The rise of populism in Europe in recent years and the UK’s vote in 2016 to leave the EU have prompted many to question if the European Union can survive. Recently, however, there’s been a change of tone and renewed optimism about the prospects for reforming the EU. Increased voter turnout and a ‘green wave’ of support for pro-EU environmentalist parties in the 2019 European Parliament elections are cited as evidence of renewal. Eurosceptic, nationalist and populist parties performed below expectations, while pro-EU liberal and social-democratic parties did better than expected. Afterwards, some argued that the EU had renewed legitimacy.
Perhaps more surprising is a reluctance among Eurosceptic parties to push for a break with the EU. As one commentary put it, ‘instead of promising to protect people from the European Union, populists have started promising to make the EU protect the people’. In 2016, at least 15 parties across Europe campaigned for a referendum on their country’s EU membership. Yet today, populists in countries such as France, Sweden, the Netherlands, Italy and Germany now seem focused on securing change from within the EU. In Italy, leader of the League and former deputy prime minister, Matteo Salvini, captured the new mood by promoting the idea of a ‘Common-sense Europe’: not an end to the EU, but a changed EU, one that focuses more on security, manages immigration more closely and takes a ‘nation first’ approach to the economy.
What accounts for these shifts and how significant are they? The UK’s protracted struggle to leave the EU certainly seems to demonstrate the difficulties confronting a state seeking to exit the bloc. Has the Brexit saga, and Greece’s failed attempt in 2015 to resist EU/eurozone tutelage, dealt a fatal blow to the idea of restoring national sovereignty?
Many question the viability of ‘remain and reform’ and whether it is possible to democratise the EU. For example, the idea of democratising the EU through the Spitzenkandidat system of nominating and electing the new Commission president dissolved when party groupings were ignored, and appointments emerged via cynical horse-trading within the Council of Ministers.
Nevertheless, Yanis Varoufakis of the Democracy in Europe Movement 2025 believes that, through creating a citizen-oriented New Deal for Europe, the EU can become a democratic force for good. Would, for example, allowing the European Parliament to propose laws mean that MEPs become more important to people who vote for them? The Democracy in Europe Movement won little electoral support in the countries in which it stood, which might suggest that few believe in the possibility of reforming the EU.

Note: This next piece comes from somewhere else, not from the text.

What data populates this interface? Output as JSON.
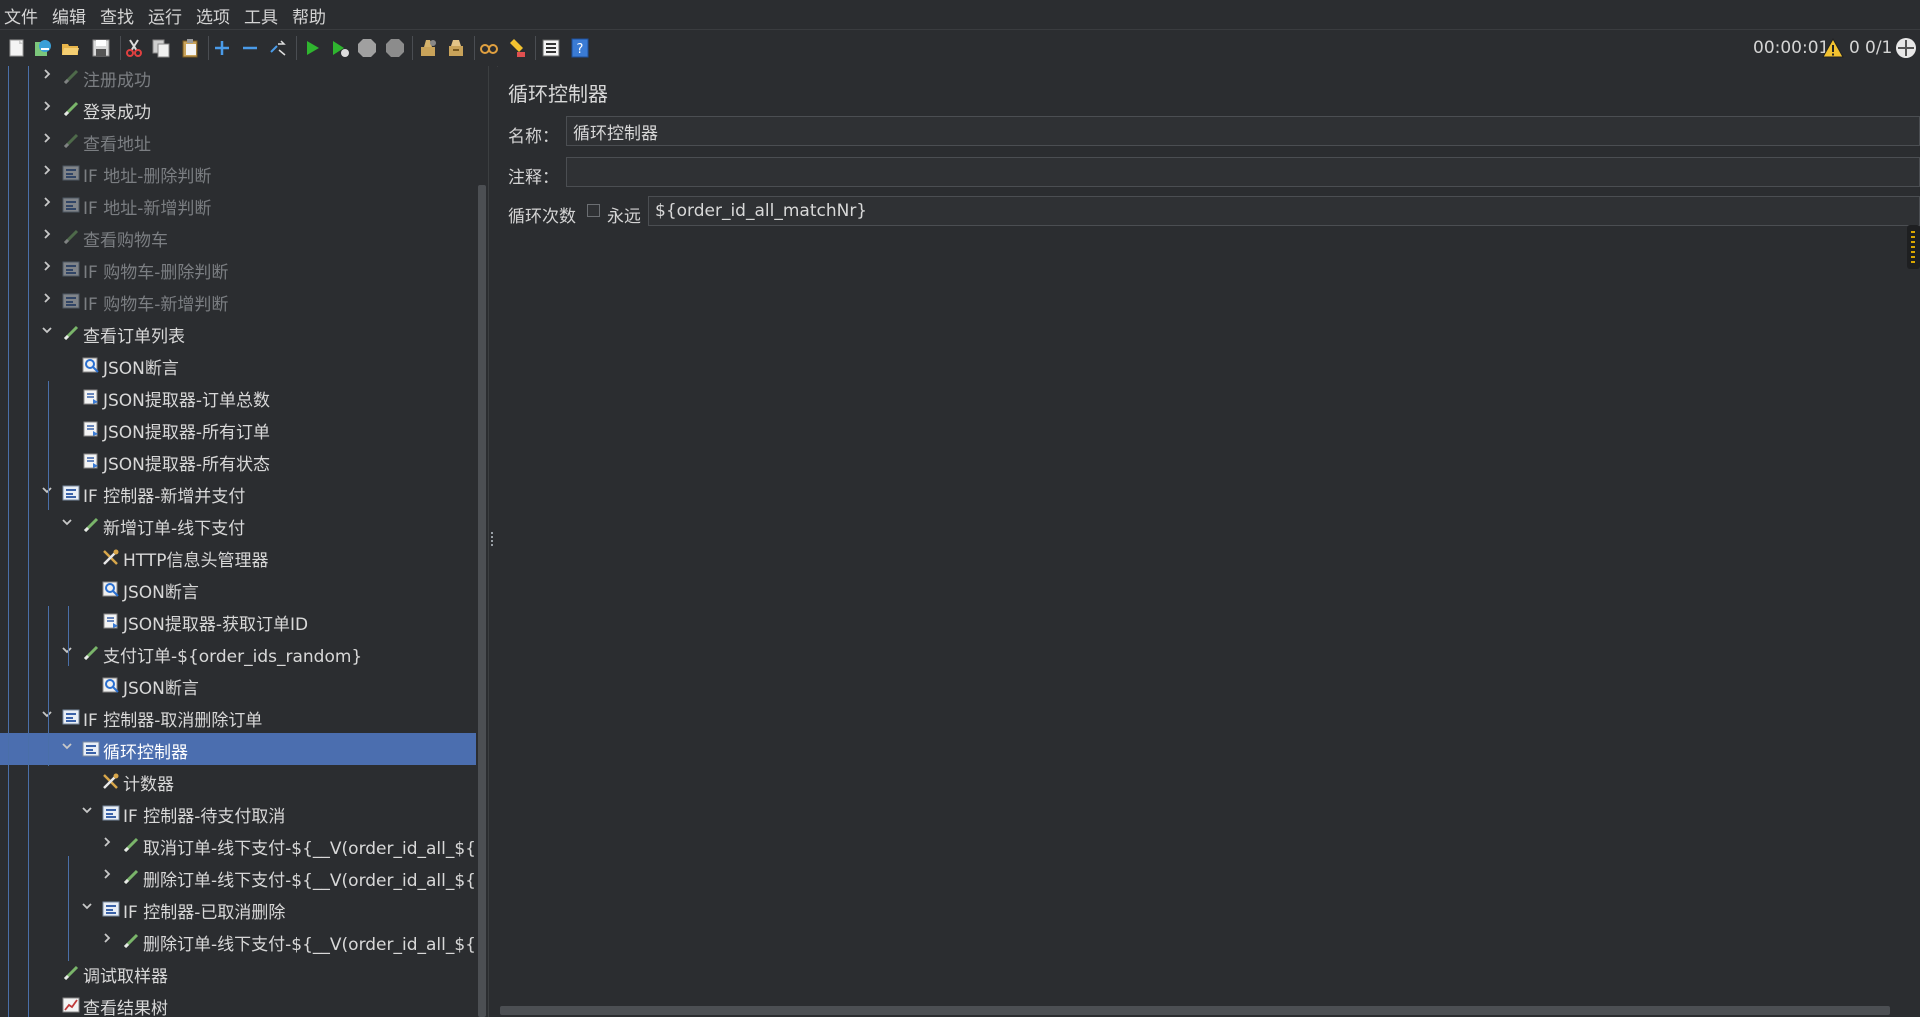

Is the EU an empire in decay? Can a case be made for the idea of ‘remain and reform’ and for an evolved, more democratic EU in which nation states function democratically?